(TASK INPUTS begins)
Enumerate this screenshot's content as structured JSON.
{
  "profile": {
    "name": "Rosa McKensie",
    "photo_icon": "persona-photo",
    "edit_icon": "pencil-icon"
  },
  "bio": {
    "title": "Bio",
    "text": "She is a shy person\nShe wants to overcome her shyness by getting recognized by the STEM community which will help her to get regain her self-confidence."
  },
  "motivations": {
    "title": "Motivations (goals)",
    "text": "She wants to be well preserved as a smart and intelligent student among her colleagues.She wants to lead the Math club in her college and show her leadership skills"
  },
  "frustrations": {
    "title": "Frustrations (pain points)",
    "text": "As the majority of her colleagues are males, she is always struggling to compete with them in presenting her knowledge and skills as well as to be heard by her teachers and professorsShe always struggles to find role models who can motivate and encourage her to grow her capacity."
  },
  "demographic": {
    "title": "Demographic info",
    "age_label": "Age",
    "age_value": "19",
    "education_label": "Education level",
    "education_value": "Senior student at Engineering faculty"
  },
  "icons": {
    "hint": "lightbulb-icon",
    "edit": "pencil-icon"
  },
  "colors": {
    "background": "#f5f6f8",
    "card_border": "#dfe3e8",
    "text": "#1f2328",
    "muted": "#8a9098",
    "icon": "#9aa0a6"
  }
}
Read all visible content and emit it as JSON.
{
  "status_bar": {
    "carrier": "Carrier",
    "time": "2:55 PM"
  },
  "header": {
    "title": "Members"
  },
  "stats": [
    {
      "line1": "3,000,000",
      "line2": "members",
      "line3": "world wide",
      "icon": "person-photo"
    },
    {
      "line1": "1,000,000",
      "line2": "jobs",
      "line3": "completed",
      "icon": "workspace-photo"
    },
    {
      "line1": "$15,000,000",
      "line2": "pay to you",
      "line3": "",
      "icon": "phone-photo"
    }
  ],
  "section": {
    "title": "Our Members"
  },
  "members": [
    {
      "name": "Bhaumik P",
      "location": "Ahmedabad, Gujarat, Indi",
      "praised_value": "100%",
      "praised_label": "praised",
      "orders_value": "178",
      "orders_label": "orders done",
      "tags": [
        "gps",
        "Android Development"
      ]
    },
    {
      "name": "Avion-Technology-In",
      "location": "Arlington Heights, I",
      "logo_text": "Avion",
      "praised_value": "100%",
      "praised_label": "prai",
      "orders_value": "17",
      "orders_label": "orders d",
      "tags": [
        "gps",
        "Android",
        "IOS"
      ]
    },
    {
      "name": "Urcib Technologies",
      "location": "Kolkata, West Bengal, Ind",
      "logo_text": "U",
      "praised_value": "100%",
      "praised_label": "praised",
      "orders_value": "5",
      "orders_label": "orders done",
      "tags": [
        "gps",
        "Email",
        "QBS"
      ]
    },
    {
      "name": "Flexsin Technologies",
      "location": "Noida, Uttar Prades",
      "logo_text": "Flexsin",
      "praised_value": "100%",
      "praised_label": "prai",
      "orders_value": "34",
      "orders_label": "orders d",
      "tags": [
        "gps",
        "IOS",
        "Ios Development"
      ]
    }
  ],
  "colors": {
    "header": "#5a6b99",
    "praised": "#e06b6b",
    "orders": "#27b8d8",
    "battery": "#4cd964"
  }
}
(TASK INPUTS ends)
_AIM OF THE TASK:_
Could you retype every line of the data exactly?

_WRITTEN RESPONSE:_
Enumerate this screenshot's content as structured JSON.
{
  "profile": {
    "name": "Rosa McKensie",
    "photo_icon": "persona-photo",
    "edit_icon": "pencil-icon"
  },
  "bio": {
    "title": "Bio",
    "text": "She is a shy person\nShe wants to overcome her shyness by getting recognized by the STEM community which will help her to get regain her self-confidence."
  },
  "motivations": {
    "title": "Motivations (goals)",
    "text": "She wants to be well preserved as a smart and intelligent student among her colleagues.She wants to lead the Math club in her college and show her leadership skills"
  },
  "frustrations": {
    "title": "Frustrations (pain points)",
    "text": "As the majority of her colleagues are males, she is always struggling to compete with them in presenting her knowledge and skills as well as to be heard by her teachers and professorsShe always struggles to find role models who can motivate and encourage her to grow her capacity."
  },
  "demographic": {
    "title": "Demographic info",
    "age_label": "Age",
    "age_value": "19",
    "education_label": "Education level",
    "education_value": "Senior student at Engineering faculty"
  },
  "icons": {
    "hint": "lightbulb-icon",
    "edit": "pencil-icon"
  },
  "colors": {
    "background": "#f5f6f8",
    "card_border": "#dfe3e8",
    "text": "#1f2328",
    "muted": "#8a9098",
    "icon": "#9aa0a6"
  }
}
Read all visible content and emit it as JSON.
{
  "status_bar": {
    "carrier": "Carrier",
    "time": "2:55 PM"
  },
  "header": {
    "title": "Members"
  },
  "stats": [
    {
      "line1": "3,000,000",
      "line2": "members",
      "line3": "world wide",
      "icon": "person-photo"
    },
    {
      "line1": "1,000,000",
      "line2": "jobs",
      "line3": "completed",
      "icon": "workspace-photo"
    },
    {
      "line1": "$15,000,000",
      "line2": "pay to you",
      "line3": "",
      "icon": "phone-photo"
    }
  ],
  "section": {
    "title": "Our Members"
  },
  "members": [
    {
      "name": "Bhaumik P",
      "location": "Ahmedabad, Gujarat, Indi",
      "praised_value": "100%",
      "praised_label": "praised",
      "orders_value": "178",
      "orders_label": "orders done",
      "tags": [
        "gps",
        "Android Development"
      ]
    },
    {
      "name": "Avion-Technology-In",
      "location": "Arlington Heights, I",
      "logo_text": "Avion",
      "praised_value": "100%",
      "praised_label": "prai",
      "orders_value": "17",
      "orders_label": "orders d",
      "tags": [
        "gps",
        "Android",
        "IOS"
      ]
    },
    {
      "name": "Urcib Technologies",
      "location": "Kolkata, West Bengal, Ind",
      "logo_text": "U",
      "praised_value": "100%",
      "praised_label": "praised",
      "orders_value": "5",
      "orders_label": "orders done",
      "tags": [
        "gps",
        "Email",
        "QBS"
      ]
    },
    {
      "name": "Flexsin Technologies",
      "location": "Noida, Uttar Prades",
      "logo_text": "Flexsin",
      "praised_value": "100%",
      "praised_label": "prai",
      "orders_value": "34",
      "orders_label": "orders d",
      "tags": [
        "gps",
        "IOS",
        "Ios Development"
      ]
    }
  ],
  "colors": {
    "header": "#5a6b99",
    "praised": "#e06b6b",
    "orders": "#27b8d8",
    "battery": "#4cd964"
  }
}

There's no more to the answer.